**Problem to work on:** In the material below, identify each line bearing the word "text". Reproduce those lines.

**Information given:**
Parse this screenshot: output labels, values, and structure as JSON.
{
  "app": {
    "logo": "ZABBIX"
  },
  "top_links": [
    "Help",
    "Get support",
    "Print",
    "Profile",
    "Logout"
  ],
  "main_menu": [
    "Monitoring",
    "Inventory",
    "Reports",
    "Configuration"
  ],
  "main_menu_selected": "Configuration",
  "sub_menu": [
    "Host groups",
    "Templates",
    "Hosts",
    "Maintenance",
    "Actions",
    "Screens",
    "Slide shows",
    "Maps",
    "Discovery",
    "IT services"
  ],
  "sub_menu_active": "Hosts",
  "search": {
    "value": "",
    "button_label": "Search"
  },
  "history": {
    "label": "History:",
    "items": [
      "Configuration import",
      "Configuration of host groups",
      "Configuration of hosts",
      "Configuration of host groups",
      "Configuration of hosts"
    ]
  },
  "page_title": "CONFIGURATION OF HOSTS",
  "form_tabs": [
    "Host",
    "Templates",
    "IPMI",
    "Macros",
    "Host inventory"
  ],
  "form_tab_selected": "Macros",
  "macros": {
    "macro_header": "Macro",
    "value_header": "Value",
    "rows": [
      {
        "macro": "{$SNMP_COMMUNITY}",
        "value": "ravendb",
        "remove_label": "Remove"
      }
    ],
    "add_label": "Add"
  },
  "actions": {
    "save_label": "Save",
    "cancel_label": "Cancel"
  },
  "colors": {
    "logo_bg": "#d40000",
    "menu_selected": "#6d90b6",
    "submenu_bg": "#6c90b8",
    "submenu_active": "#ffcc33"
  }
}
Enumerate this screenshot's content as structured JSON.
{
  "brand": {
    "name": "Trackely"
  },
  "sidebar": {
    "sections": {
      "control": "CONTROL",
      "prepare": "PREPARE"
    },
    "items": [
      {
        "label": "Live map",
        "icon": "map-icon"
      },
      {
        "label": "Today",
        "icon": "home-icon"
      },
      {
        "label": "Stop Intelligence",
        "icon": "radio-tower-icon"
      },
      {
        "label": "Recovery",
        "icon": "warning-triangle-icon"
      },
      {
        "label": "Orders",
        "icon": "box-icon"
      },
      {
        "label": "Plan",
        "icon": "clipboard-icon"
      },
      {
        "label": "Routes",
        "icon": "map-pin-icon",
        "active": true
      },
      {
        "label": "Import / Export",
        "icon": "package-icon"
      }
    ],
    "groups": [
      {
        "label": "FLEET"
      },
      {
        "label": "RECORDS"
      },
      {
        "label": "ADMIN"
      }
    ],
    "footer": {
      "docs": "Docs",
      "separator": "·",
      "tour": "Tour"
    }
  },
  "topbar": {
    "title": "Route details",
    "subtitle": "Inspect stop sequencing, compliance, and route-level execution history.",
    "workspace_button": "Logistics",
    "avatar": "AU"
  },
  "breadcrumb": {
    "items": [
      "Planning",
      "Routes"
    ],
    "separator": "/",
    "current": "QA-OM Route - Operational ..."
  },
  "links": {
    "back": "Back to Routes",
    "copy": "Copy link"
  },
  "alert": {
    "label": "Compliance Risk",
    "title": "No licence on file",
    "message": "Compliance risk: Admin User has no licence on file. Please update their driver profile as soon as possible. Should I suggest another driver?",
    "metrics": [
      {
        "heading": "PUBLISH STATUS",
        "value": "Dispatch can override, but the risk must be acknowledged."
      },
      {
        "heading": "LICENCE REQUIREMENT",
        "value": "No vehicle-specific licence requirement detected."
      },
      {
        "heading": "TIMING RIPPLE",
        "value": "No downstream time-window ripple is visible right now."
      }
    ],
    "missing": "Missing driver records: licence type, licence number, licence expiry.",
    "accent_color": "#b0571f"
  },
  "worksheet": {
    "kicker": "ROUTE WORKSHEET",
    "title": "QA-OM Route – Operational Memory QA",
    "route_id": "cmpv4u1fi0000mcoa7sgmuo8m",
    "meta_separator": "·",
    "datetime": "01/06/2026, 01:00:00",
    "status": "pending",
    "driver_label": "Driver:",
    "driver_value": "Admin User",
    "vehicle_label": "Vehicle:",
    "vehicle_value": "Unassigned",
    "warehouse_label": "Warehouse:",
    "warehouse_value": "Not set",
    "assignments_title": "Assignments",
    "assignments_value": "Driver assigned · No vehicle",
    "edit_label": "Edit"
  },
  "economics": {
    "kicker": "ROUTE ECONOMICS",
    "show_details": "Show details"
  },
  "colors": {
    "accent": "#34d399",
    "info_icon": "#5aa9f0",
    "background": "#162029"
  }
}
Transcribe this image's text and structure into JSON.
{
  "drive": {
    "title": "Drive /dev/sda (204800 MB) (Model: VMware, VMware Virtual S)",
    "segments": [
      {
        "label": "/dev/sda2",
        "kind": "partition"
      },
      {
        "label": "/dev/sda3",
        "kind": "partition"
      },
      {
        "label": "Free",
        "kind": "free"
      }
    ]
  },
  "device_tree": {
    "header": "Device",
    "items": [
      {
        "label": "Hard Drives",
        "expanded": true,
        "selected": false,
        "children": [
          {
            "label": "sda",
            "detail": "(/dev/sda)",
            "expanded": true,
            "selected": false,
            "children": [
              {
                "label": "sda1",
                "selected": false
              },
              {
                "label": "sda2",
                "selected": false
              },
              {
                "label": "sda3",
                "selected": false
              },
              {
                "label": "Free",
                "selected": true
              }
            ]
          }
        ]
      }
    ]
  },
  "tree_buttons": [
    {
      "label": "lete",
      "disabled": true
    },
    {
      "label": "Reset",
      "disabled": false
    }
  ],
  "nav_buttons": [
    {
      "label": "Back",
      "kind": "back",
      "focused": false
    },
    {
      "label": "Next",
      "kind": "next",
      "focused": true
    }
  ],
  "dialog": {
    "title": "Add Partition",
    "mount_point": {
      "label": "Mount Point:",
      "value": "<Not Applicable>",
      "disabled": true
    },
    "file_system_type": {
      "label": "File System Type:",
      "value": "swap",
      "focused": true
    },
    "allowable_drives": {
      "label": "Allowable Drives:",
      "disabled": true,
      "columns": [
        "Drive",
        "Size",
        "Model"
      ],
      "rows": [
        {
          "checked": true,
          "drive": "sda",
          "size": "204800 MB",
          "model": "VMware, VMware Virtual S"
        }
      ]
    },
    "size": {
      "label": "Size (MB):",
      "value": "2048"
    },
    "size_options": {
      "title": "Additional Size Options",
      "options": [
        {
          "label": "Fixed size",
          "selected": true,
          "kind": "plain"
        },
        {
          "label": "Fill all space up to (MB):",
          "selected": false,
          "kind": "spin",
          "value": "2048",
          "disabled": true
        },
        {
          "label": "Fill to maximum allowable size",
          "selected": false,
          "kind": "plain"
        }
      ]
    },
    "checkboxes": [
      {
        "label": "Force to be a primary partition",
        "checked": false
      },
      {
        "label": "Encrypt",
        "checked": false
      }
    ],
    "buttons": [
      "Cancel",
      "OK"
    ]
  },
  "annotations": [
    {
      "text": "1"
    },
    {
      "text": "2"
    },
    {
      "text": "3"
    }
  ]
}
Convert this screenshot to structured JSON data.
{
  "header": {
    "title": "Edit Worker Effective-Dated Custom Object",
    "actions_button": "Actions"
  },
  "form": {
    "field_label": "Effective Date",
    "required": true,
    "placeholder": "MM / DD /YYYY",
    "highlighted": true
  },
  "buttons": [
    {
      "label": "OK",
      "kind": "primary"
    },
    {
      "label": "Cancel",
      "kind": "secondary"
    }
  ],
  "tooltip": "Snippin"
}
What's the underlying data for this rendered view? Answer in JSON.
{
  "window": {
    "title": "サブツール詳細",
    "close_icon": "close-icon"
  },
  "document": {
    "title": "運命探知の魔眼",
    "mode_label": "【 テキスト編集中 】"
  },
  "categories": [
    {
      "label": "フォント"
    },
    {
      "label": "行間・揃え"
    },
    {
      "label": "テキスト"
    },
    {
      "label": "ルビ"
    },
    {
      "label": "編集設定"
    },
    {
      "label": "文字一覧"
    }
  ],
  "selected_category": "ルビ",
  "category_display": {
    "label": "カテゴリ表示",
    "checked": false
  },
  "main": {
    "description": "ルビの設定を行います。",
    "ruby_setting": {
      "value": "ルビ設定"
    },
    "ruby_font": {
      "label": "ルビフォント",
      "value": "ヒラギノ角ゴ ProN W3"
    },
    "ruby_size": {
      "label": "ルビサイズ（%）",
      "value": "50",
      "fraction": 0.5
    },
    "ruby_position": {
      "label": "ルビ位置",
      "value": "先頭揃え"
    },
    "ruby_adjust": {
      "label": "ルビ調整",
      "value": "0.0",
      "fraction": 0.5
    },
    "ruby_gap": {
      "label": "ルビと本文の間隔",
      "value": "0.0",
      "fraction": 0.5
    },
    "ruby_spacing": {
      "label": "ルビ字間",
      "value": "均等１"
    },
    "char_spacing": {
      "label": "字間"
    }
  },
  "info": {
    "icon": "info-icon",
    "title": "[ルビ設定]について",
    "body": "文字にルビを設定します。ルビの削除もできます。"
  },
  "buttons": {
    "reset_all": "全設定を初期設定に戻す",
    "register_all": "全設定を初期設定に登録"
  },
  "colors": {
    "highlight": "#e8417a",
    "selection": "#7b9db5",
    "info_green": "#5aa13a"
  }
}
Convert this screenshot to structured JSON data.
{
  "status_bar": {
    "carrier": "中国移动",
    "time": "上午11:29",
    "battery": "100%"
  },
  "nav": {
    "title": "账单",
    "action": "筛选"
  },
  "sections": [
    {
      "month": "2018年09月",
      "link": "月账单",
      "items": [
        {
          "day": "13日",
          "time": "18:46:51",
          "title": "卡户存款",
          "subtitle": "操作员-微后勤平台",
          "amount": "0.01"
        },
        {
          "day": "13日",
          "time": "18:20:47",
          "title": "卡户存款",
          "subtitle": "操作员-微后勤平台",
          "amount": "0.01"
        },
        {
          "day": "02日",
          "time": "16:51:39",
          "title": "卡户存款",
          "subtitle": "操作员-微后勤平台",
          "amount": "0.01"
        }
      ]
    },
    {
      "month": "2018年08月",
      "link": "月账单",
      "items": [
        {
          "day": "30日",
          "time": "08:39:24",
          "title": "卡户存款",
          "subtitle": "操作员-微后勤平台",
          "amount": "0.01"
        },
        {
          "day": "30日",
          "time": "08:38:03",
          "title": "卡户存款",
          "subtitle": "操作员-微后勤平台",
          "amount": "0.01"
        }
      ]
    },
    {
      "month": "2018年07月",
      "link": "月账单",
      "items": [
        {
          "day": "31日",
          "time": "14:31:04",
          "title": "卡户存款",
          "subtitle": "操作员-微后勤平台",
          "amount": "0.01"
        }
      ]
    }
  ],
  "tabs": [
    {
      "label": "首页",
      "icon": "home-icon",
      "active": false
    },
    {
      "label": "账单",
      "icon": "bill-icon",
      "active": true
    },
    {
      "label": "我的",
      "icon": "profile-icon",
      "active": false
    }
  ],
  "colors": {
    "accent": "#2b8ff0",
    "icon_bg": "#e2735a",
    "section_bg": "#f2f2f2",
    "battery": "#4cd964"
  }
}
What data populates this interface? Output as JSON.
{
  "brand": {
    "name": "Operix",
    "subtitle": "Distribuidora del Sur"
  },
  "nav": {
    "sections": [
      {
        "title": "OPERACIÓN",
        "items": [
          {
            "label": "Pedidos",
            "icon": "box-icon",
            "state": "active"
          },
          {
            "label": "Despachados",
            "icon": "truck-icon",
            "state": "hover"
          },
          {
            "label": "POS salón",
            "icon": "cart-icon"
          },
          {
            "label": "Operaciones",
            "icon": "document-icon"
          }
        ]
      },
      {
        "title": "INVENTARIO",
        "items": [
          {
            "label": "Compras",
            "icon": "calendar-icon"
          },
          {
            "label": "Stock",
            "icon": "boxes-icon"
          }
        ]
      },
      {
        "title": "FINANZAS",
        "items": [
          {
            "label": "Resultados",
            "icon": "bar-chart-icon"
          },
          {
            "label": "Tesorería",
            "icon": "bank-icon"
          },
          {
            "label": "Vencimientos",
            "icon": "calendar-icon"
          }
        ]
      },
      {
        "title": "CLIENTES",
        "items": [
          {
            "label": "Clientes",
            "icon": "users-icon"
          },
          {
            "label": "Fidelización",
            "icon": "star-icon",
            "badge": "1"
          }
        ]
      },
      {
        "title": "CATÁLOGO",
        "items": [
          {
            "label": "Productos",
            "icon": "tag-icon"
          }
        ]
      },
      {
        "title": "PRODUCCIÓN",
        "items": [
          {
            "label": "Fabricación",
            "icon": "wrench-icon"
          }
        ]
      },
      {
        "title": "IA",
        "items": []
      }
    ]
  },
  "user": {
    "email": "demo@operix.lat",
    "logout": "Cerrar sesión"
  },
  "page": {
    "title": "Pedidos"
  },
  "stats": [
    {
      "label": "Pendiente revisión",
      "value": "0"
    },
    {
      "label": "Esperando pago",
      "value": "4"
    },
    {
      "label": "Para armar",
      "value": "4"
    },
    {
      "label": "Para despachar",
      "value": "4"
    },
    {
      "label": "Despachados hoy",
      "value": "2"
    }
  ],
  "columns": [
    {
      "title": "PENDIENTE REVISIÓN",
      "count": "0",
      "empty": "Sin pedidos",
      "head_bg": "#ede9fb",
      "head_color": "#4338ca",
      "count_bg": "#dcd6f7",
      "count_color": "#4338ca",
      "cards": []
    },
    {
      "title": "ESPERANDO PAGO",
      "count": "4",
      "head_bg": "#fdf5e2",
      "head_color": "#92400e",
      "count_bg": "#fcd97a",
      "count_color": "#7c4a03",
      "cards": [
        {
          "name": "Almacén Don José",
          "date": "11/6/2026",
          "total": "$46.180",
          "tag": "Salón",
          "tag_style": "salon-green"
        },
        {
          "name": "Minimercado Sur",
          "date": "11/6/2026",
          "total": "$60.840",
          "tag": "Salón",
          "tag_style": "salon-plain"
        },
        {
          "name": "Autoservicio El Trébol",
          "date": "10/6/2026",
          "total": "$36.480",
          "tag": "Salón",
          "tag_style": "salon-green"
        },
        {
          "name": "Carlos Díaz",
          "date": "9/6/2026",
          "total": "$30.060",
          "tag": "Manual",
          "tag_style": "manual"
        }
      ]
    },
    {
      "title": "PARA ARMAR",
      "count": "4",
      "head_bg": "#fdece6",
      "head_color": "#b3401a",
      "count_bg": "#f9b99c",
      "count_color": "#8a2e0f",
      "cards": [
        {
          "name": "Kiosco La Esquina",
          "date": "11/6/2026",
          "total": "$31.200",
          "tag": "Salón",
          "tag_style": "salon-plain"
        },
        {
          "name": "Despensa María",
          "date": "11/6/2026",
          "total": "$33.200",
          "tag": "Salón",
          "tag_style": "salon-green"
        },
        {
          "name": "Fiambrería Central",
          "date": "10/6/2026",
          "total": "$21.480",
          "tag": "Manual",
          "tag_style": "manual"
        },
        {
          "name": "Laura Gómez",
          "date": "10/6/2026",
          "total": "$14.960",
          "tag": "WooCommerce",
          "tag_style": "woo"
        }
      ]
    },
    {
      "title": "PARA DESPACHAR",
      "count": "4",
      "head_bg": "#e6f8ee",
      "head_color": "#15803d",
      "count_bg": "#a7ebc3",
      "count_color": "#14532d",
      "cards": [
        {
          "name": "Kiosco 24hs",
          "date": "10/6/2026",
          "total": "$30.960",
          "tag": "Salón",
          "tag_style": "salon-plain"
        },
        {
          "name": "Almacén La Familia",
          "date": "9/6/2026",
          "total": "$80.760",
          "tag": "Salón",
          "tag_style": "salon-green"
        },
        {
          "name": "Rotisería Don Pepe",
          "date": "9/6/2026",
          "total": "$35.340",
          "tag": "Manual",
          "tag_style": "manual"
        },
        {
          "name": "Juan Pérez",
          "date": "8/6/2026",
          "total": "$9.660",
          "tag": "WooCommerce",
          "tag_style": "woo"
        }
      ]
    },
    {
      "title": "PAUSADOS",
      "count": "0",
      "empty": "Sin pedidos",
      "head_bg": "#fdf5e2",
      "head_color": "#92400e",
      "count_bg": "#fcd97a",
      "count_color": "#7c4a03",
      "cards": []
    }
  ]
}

**Output for this task:**
Transcribe this image's text and structure into JSON.
      "text": "1"
      "text": "2"
      "text": "3"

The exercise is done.